WHAT NEEDS TO BE DONE
Word for word, repeat the data that follows. Do not include the pictures.

[[ RECORDS FOR PROCESSING open ]]

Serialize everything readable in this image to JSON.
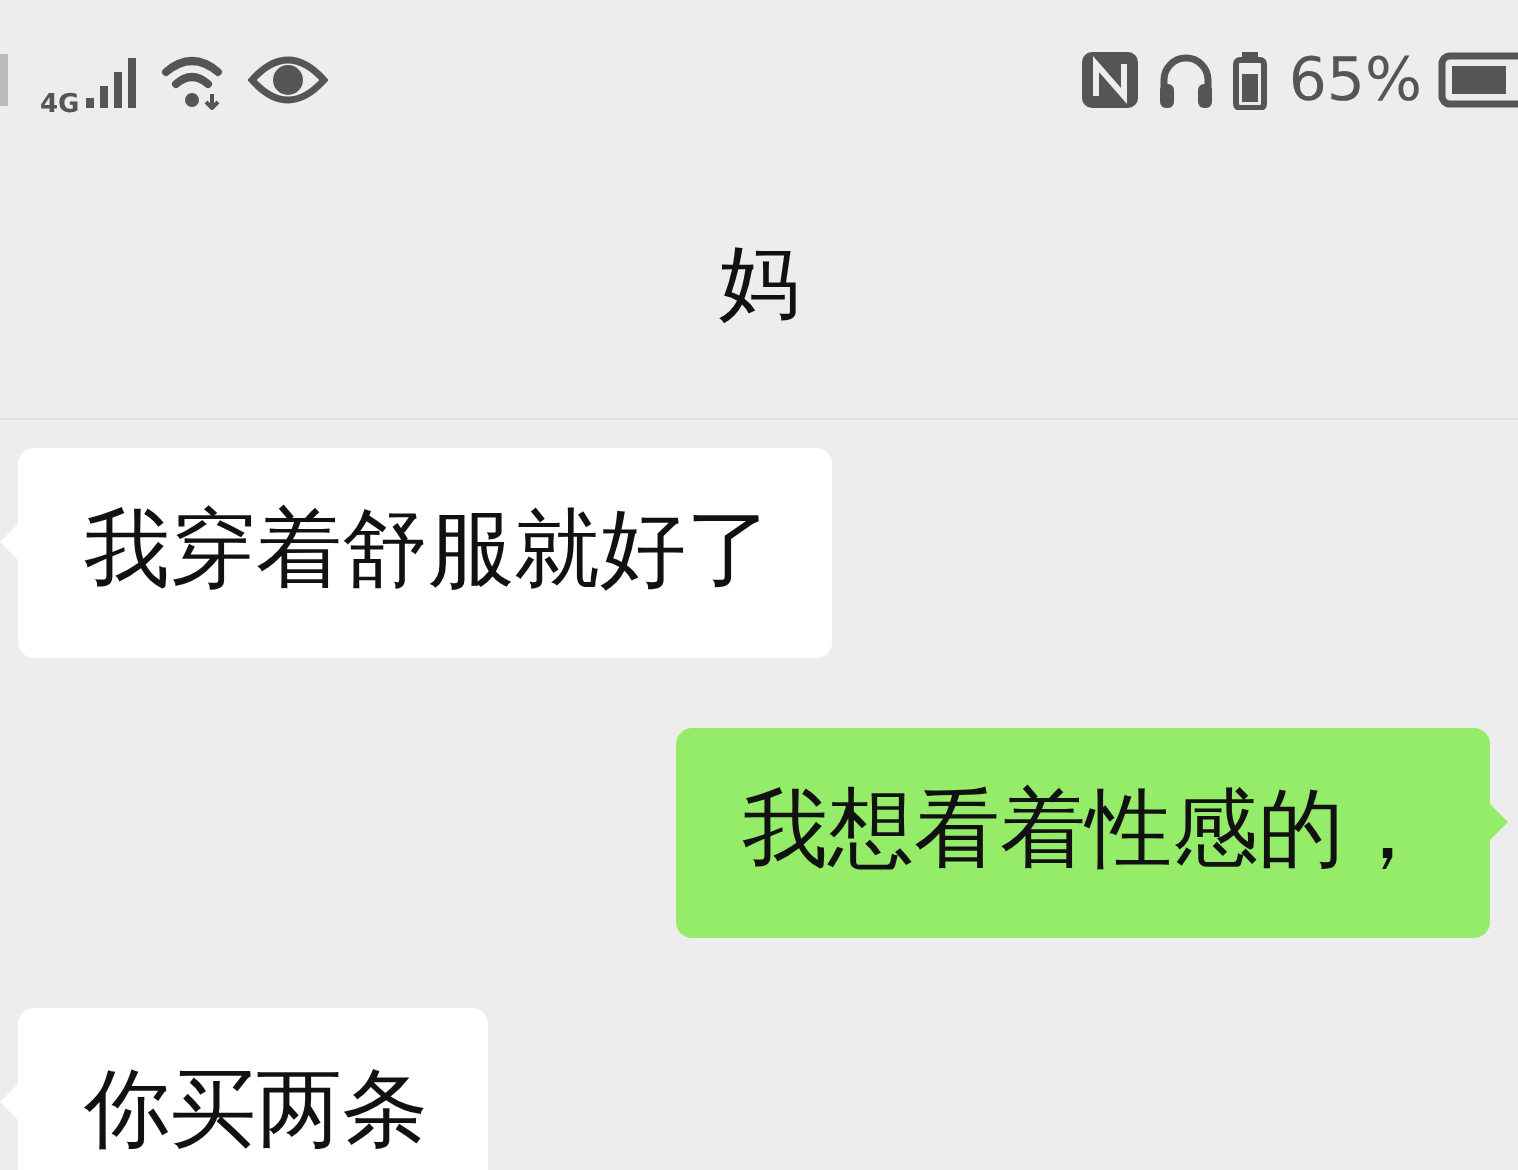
{
  "status_bar": {
    "network": "4G",
    "battery_percent": "65%"
  },
  "header": {
    "title": "妈"
  },
  "messages": [
    {
      "kind": "incoming",
      "text": "我穿着舒服就好了"
    },
    {
      "kind": "outgoing",
      "text": "我想看着性感的，"
    },
    {
      "kind": "incoming",
      "text": "你买两条"
    }
  ]
}
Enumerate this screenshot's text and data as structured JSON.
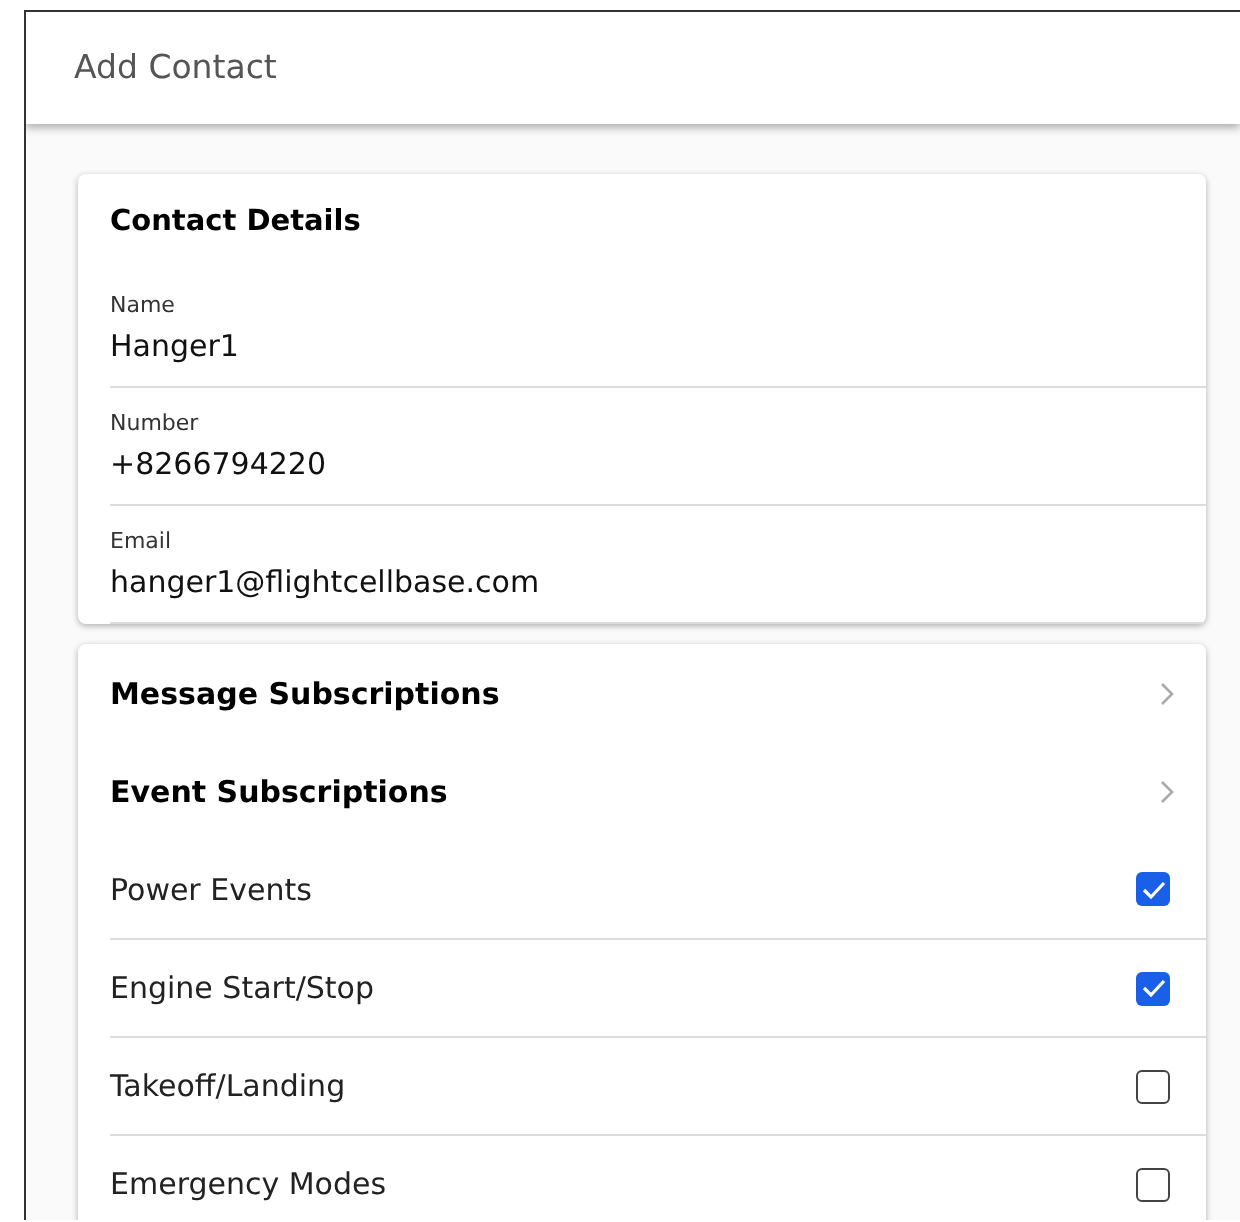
{
  "header": {
    "title": "Add Contact"
  },
  "contact_details": {
    "title": "Contact Details",
    "fields": [
      {
        "label": "Name",
        "value": "Hanger1"
      },
      {
        "label": "Number",
        "value": "+8266794220"
      },
      {
        "label": "Email",
        "value": "hanger1@flightcellbase.com"
      }
    ]
  },
  "subscriptions": [
    {
      "kind": "nav",
      "label": "Message Subscriptions"
    },
    {
      "kind": "nav",
      "label": "Event Subscriptions"
    },
    {
      "kind": "checkbox",
      "label": "Power Events",
      "checked": true
    },
    {
      "kind": "checkbox",
      "label": "Engine Start/Stop",
      "checked": true
    },
    {
      "kind": "checkbox",
      "label": "Takeoff/Landing",
      "checked": false
    },
    {
      "kind": "checkbox",
      "label": "Emergency Modes",
      "checked": false
    }
  ]
}
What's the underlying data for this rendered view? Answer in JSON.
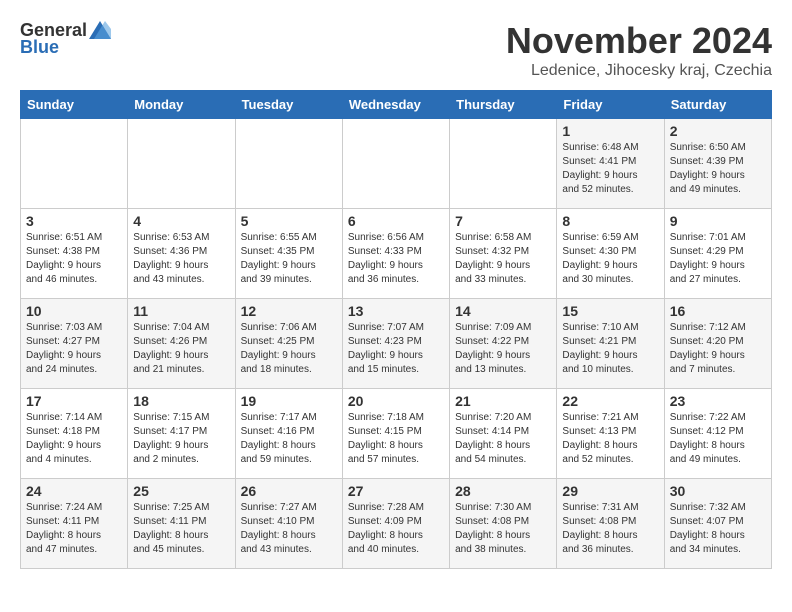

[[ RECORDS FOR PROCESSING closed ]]

SOLUTION TO THIS EXERCISE
Serialize everything readable in this image to JSON.
{
  "status_bar": {
    "network": "4G",
    "battery_percent": "65%"
  },
  "header": {
    "title": "妈"
  },
  "messages": [
    {
      "kind": "incoming",
      "text": "我穿着舒服就好了"
    },
    {
      "kind": "outgoing",
      "text": "我想看着性感的，"
    },
    {
      "kind": "incoming",
      "text": "你买两条"
    }
  ]
}
Enumerate this screenshot's text and data as structured JSON.
{
  "header": {
    "title": "Add Contact"
  },
  "contact_details": {
    "title": "Contact Details",
    "fields": [
      {
        "label": "Name",
        "value": "Hanger1"
      },
      {
        "label": "Number",
        "value": "+8266794220"
      },
      {
        "label": "Email",
        "value": "hanger1@flightcellbase.com"
      }
    ]
  },
  "subscriptions": [
    {
      "kind": "nav",
      "label": "Message Subscriptions"
    },
    {
      "kind": "nav",
      "label": "Event Subscriptions"
    },
    {
      "kind": "checkbox",
      "label": "Power Events",
      "checked": true
    },
    {
      "kind": "checkbox",
      "label": "Engine Start/Stop",
      "checked": true
    },
    {
      "kind": "checkbox",
      "label": "Takeoff/Landing",
      "checked": false
    },
    {
      "kind": "checkbox",
      "label": "Emergency Modes",
      "checked": false
    }
  ]
}
What's the underlying data for this rendered view? Answer in JSON.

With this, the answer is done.